##### Recorded information #####

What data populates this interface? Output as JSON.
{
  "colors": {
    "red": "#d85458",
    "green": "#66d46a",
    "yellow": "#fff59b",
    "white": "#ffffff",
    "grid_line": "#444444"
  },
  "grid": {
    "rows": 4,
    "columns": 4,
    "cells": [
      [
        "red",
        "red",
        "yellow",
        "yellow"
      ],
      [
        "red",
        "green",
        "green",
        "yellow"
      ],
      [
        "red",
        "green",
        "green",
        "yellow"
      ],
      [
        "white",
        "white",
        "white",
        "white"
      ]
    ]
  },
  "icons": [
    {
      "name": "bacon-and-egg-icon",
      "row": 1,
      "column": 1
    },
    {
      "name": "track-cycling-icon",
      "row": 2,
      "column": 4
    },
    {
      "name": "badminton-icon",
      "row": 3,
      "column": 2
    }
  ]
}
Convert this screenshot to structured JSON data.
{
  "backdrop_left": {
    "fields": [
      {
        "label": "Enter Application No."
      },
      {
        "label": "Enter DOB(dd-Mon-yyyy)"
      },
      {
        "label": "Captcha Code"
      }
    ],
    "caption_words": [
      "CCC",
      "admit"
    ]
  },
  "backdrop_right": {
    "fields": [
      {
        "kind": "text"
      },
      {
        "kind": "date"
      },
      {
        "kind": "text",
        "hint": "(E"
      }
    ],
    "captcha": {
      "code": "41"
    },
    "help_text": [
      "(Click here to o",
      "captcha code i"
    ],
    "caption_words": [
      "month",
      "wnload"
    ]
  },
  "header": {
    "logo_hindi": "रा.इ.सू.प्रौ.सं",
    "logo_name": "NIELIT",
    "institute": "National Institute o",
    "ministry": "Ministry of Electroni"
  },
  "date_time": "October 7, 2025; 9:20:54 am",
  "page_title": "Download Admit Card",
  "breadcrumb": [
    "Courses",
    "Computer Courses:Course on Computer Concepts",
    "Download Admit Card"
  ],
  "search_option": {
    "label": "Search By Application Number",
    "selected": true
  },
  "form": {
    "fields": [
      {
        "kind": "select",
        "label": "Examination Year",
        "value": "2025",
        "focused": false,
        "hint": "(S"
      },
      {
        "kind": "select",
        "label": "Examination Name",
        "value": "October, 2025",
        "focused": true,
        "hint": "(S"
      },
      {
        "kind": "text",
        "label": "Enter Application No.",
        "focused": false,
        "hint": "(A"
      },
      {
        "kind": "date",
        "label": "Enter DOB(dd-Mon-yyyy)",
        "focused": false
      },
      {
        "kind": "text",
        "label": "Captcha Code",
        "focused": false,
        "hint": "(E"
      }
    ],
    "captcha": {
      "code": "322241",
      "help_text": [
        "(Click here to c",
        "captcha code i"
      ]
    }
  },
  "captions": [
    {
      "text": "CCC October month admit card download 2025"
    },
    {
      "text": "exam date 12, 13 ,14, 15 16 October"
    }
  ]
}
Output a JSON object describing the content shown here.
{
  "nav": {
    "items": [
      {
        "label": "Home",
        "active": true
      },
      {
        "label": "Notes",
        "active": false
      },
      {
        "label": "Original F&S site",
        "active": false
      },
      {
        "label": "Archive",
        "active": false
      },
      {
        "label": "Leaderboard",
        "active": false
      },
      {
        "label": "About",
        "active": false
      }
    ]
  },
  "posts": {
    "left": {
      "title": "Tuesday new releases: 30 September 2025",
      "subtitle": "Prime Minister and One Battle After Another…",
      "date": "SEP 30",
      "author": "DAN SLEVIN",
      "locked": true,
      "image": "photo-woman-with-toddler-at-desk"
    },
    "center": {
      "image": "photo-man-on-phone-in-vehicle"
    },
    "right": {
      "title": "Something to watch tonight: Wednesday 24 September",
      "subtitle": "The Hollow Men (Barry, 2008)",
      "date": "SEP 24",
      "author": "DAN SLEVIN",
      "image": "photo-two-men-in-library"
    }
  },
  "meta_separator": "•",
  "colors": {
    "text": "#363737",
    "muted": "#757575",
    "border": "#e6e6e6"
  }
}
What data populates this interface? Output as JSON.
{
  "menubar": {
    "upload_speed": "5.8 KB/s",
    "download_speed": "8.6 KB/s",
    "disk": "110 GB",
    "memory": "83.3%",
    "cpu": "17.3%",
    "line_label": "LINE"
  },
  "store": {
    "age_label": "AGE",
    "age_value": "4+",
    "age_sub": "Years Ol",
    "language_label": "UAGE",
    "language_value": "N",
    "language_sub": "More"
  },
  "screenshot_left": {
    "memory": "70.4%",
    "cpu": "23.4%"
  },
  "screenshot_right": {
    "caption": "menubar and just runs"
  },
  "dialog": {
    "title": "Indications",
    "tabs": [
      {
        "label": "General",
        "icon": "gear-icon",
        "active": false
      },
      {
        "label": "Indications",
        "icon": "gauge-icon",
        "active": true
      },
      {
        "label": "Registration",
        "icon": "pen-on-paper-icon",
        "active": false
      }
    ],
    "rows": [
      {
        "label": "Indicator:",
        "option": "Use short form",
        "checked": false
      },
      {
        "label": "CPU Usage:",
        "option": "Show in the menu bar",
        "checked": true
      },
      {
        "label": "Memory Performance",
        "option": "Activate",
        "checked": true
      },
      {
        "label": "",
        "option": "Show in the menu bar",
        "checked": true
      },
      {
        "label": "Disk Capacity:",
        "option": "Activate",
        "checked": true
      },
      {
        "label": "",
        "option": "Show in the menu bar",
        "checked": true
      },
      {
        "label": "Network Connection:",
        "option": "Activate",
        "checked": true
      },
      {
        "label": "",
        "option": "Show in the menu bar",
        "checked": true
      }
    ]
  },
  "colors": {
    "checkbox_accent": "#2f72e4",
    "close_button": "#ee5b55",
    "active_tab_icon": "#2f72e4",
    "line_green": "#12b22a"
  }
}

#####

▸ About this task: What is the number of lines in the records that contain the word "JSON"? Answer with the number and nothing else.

▸ Expected answer: 4